TASK DIRECTIONS:
Wherever the word "school" occurs in the lines below, copy the whole line.

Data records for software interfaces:
*** Begin section ***

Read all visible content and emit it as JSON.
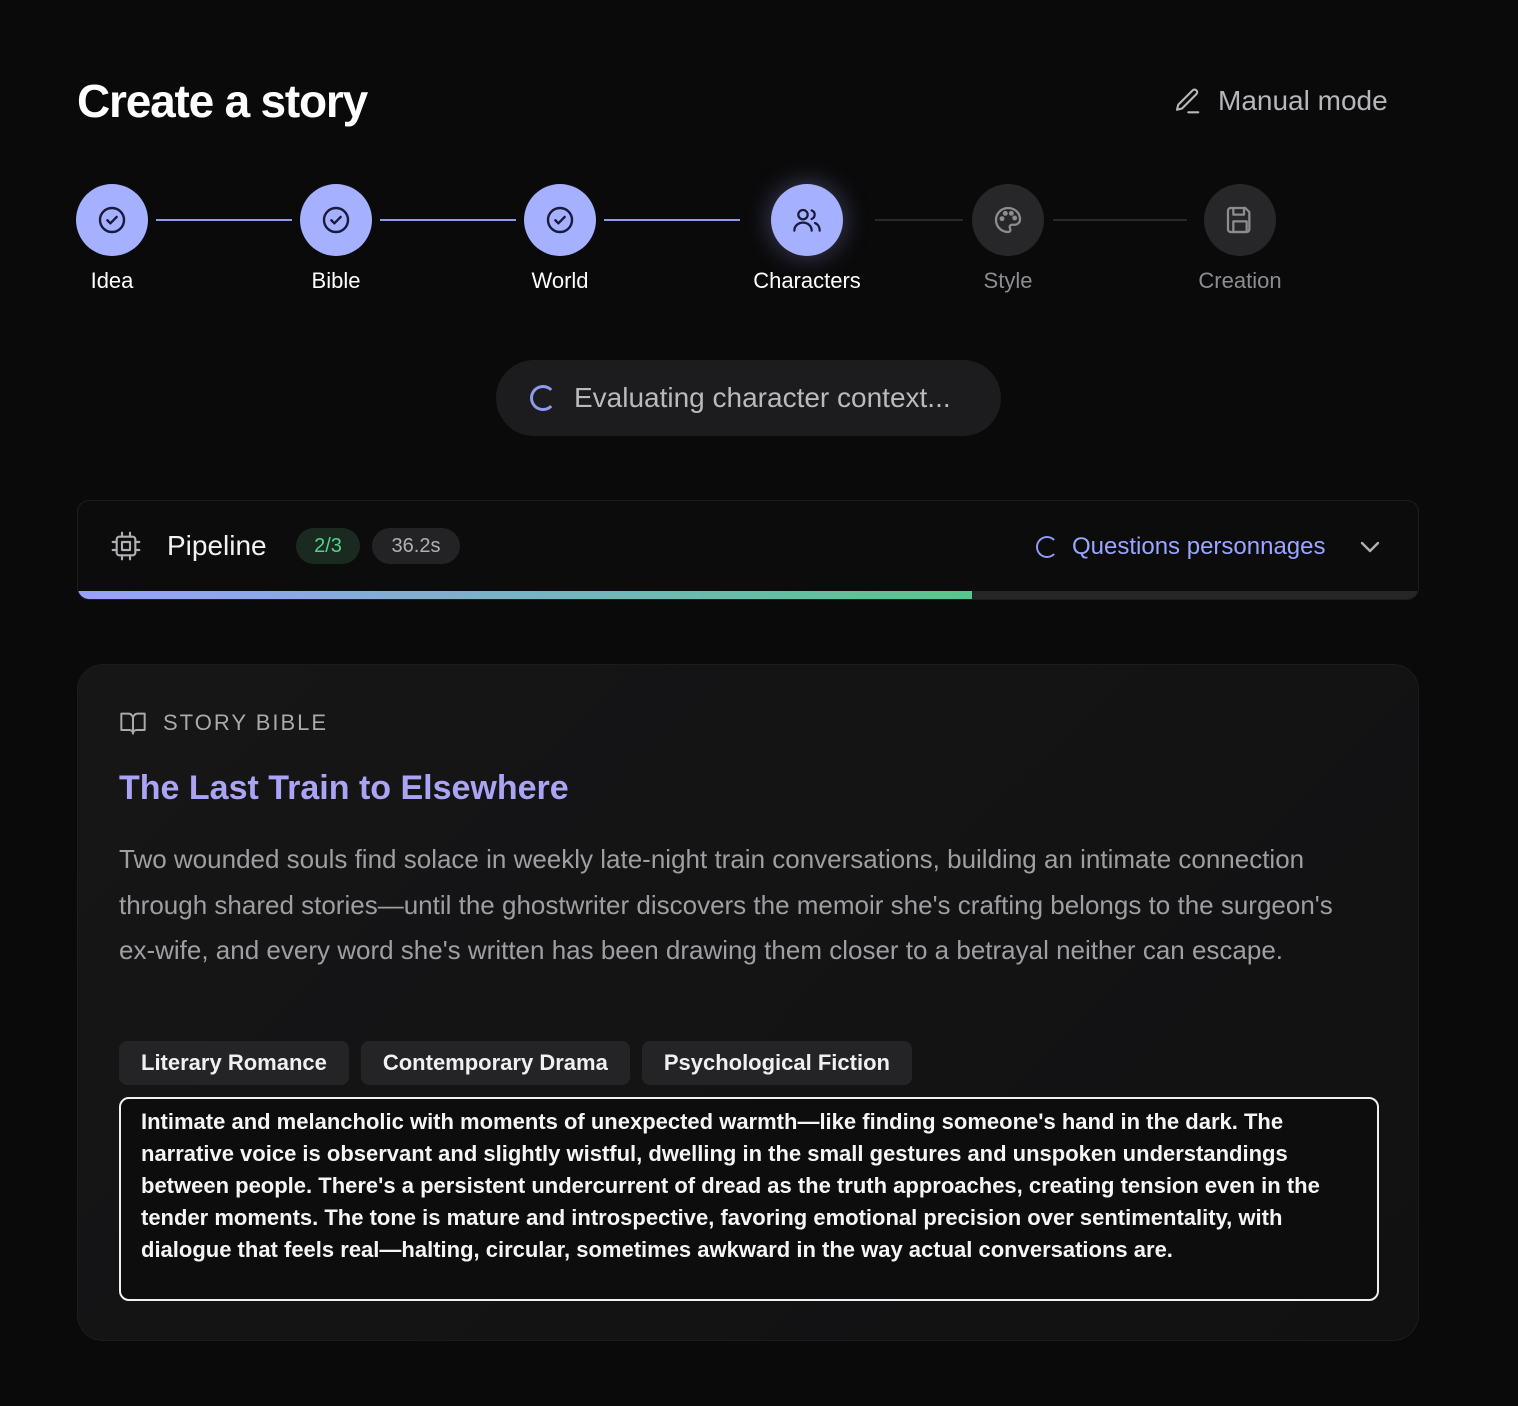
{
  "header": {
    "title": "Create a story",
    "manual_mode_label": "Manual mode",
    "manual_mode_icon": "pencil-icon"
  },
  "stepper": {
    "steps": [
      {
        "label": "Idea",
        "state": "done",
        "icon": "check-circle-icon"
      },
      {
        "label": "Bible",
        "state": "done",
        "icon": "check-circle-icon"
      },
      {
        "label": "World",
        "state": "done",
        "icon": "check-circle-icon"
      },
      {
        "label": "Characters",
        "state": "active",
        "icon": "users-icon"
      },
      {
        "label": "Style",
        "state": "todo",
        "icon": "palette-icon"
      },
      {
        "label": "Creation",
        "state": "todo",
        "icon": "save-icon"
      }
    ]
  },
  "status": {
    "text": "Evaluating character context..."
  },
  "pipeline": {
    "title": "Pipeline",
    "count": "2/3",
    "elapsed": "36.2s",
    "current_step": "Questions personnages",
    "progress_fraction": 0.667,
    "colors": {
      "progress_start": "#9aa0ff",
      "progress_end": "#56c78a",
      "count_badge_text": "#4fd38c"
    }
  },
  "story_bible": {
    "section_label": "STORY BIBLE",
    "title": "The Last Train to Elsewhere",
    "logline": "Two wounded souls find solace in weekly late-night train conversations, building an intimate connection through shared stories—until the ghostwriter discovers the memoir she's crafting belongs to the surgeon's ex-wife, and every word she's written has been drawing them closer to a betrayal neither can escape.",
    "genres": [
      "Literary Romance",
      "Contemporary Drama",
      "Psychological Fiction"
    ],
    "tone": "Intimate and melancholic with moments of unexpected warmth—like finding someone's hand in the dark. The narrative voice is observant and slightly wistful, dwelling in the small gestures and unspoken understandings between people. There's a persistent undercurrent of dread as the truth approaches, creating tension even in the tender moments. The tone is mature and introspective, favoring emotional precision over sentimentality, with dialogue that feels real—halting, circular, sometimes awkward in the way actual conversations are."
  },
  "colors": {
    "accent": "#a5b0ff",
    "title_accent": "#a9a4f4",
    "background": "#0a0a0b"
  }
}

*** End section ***
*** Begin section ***

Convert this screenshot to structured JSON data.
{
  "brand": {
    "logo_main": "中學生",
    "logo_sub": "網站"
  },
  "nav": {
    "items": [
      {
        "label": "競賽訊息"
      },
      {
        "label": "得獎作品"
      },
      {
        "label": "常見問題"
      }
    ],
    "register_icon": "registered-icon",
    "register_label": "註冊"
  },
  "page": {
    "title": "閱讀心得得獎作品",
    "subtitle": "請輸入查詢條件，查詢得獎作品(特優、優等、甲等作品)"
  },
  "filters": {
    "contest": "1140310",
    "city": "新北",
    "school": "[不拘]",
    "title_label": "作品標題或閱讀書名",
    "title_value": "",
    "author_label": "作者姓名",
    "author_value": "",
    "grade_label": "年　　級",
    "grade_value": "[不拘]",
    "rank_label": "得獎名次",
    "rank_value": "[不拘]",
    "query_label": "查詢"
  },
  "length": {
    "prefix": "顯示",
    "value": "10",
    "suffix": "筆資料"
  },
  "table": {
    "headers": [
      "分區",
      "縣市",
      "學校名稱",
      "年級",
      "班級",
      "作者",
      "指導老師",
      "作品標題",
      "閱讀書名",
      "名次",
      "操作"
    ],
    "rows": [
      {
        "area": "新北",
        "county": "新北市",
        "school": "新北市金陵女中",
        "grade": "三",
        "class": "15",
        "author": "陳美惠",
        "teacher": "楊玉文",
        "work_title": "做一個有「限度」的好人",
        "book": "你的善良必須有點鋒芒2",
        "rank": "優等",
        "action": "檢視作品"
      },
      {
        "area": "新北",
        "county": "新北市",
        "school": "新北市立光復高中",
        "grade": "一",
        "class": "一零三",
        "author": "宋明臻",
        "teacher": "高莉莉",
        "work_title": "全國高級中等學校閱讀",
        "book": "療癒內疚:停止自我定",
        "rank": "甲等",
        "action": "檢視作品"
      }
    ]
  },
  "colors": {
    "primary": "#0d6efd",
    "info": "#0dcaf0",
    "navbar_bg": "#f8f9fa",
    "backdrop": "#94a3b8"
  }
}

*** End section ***

EXERCISE ANSWER:
    "school": "[不拘]",
        "school": "新北市金陵女中",
        "school": "新北市立光復高中",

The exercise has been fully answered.